▶ **Task to complete**:
Number of lines with "this" in the data: give that figure by itself.

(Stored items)
────────

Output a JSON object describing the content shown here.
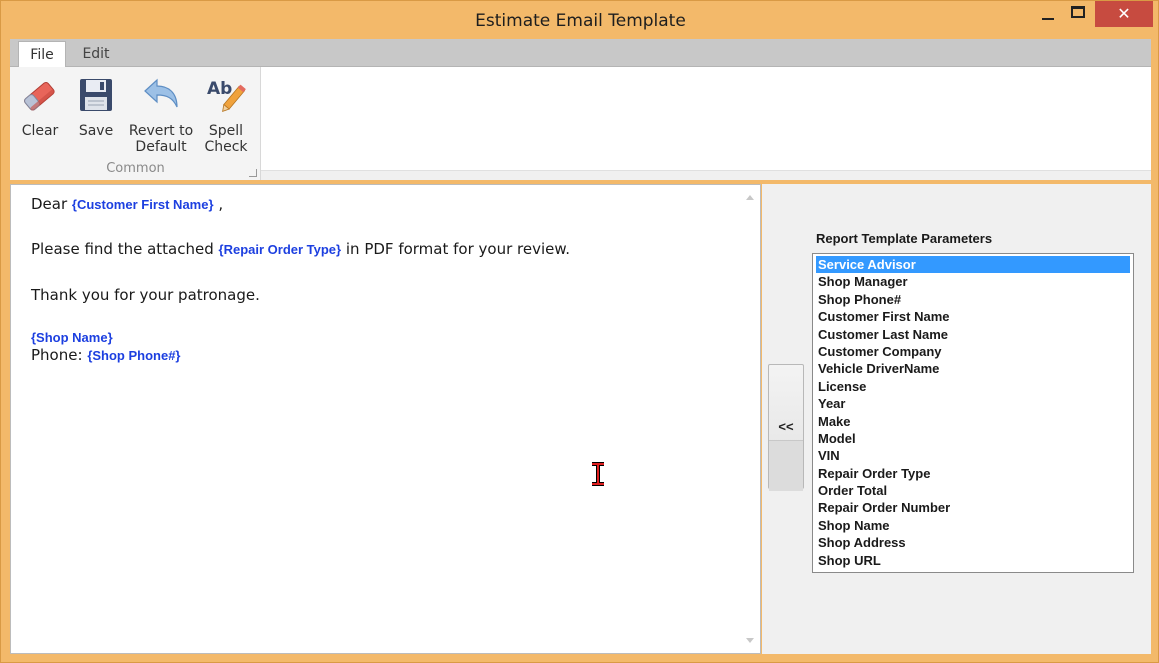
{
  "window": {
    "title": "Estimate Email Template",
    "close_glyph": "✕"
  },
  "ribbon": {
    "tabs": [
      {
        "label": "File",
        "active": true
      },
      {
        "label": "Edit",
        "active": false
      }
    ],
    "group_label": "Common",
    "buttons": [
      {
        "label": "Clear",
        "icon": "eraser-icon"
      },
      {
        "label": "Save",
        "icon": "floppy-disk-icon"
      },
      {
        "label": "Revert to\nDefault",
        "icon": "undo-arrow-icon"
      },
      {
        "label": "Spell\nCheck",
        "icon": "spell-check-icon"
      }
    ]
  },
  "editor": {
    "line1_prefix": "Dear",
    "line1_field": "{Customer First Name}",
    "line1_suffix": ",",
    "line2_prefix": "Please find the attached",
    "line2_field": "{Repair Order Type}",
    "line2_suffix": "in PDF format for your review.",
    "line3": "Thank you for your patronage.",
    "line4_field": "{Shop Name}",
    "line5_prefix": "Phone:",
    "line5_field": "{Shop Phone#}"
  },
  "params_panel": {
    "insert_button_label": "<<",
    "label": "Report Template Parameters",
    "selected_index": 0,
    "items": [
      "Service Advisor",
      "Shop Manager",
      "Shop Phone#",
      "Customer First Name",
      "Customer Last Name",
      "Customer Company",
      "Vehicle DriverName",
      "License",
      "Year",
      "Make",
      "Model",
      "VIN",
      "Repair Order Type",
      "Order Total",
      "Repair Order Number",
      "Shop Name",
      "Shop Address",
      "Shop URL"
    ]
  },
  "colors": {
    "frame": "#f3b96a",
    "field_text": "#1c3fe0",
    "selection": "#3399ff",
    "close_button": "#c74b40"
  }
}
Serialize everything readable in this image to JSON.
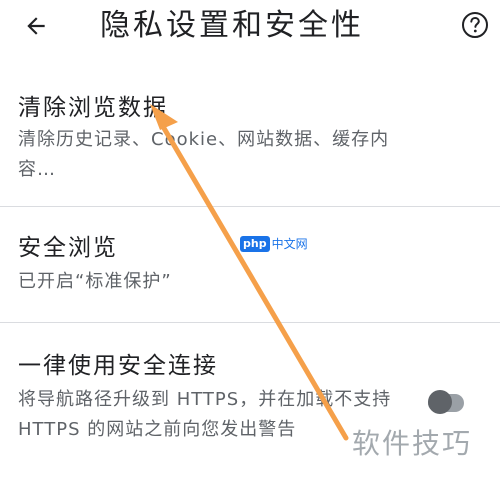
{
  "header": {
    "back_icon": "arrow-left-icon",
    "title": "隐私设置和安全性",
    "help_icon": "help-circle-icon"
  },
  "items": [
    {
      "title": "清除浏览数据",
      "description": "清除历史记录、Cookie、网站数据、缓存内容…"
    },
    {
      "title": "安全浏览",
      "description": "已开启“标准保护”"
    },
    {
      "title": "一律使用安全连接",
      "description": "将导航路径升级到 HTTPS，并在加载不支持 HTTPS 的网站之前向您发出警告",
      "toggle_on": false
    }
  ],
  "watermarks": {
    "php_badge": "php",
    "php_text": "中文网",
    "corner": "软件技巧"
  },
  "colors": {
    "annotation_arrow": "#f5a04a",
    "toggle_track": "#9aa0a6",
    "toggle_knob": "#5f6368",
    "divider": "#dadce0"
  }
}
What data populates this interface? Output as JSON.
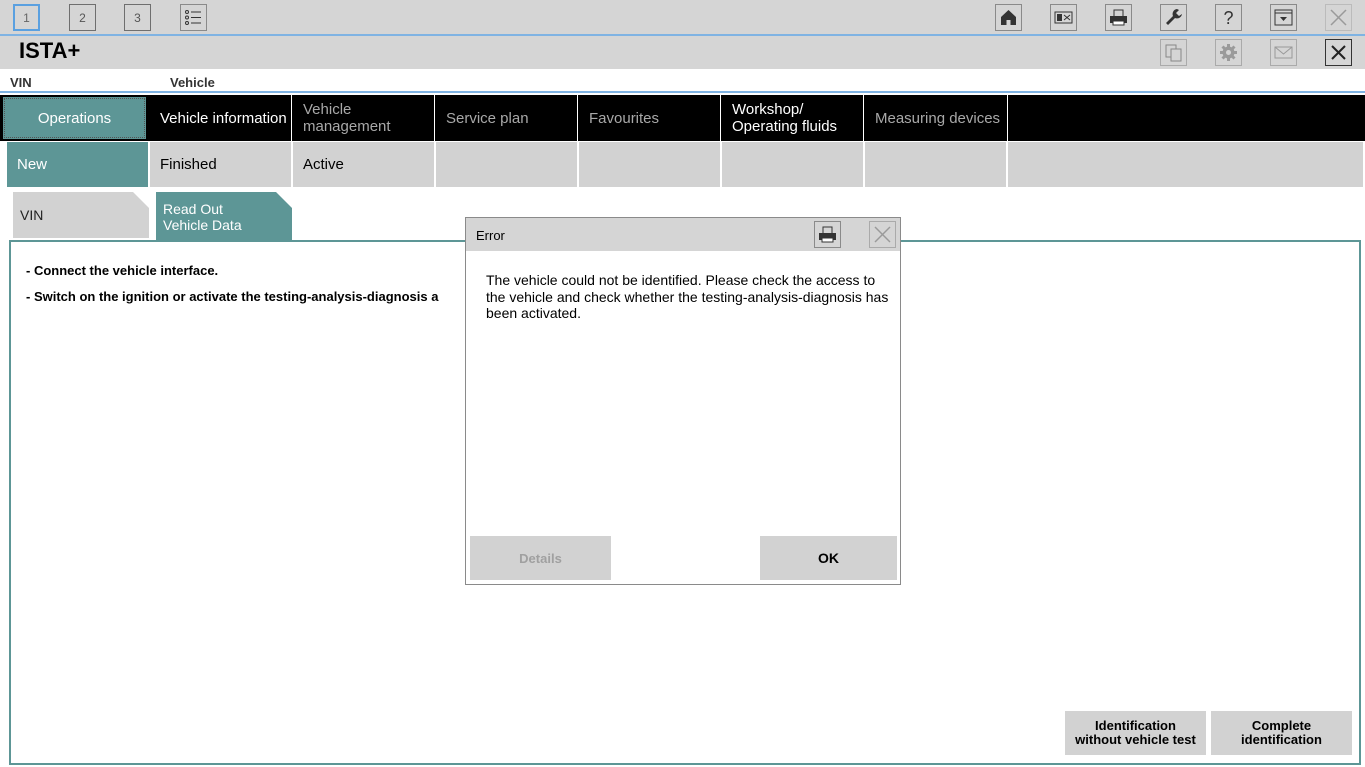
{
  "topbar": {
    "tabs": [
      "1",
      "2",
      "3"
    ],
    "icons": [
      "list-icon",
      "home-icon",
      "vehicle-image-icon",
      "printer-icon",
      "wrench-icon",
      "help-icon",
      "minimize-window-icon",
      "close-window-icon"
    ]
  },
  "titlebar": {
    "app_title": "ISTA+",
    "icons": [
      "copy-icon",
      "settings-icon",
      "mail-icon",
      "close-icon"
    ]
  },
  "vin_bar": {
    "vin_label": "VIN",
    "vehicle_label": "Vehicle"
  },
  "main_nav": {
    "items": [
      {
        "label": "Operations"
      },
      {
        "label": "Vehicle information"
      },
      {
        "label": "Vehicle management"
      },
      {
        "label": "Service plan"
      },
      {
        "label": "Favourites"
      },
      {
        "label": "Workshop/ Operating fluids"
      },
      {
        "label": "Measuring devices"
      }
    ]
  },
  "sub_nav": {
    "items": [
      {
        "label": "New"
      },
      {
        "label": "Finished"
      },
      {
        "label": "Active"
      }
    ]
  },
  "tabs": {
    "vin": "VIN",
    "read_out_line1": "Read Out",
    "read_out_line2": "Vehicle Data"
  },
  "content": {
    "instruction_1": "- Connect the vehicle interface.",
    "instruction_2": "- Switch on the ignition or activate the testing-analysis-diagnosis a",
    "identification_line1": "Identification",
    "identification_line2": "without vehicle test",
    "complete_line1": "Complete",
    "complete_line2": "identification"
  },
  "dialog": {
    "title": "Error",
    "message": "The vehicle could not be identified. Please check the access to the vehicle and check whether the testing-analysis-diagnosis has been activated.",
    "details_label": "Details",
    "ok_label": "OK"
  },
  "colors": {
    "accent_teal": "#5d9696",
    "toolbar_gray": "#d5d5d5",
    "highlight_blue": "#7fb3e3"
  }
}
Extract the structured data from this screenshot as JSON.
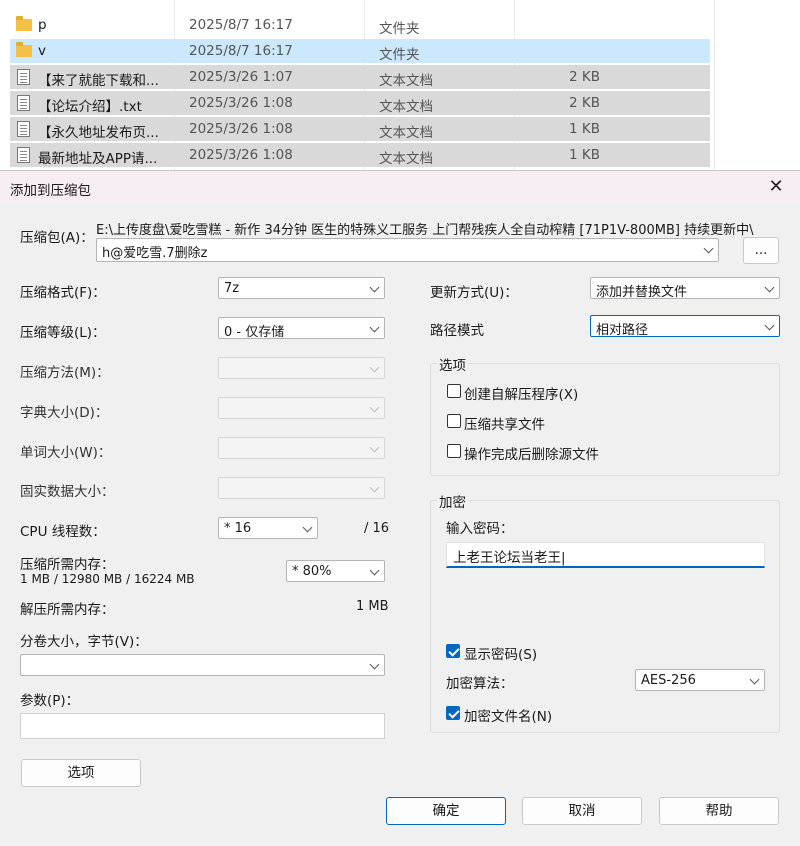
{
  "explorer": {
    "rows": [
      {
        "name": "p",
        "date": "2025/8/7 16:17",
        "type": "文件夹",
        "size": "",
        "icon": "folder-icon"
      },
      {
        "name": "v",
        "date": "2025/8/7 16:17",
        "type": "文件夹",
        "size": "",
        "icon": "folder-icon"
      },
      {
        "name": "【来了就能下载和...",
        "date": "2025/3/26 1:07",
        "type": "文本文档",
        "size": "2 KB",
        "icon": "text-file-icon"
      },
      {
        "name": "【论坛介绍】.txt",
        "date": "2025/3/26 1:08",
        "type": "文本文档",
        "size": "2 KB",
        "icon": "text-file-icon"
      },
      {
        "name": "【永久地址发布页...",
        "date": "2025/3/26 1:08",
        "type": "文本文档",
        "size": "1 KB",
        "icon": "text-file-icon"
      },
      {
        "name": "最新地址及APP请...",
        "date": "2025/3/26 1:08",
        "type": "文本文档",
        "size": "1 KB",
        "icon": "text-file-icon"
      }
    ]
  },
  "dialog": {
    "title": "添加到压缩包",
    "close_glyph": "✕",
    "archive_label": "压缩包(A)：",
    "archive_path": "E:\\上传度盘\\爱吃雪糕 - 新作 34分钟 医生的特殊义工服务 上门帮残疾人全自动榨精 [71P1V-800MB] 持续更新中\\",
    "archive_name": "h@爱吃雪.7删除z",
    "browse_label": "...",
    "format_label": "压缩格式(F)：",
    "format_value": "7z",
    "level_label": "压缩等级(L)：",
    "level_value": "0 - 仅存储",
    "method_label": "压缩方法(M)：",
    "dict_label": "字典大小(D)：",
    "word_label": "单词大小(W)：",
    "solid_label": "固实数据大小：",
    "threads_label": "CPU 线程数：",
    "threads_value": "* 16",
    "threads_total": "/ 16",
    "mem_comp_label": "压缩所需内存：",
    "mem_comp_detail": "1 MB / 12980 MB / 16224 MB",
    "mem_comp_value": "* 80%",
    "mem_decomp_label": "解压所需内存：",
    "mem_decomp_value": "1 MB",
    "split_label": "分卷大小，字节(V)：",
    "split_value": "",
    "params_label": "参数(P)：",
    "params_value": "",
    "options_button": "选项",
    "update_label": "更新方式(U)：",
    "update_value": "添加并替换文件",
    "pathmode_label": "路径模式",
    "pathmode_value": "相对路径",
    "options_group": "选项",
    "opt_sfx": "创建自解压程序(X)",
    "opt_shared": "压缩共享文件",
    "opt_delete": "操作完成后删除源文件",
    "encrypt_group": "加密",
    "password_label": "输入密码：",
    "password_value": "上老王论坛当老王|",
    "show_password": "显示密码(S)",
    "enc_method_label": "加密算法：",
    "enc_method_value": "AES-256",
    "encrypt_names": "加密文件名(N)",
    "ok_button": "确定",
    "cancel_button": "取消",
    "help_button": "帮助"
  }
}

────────

▶ **Problem solution**:
3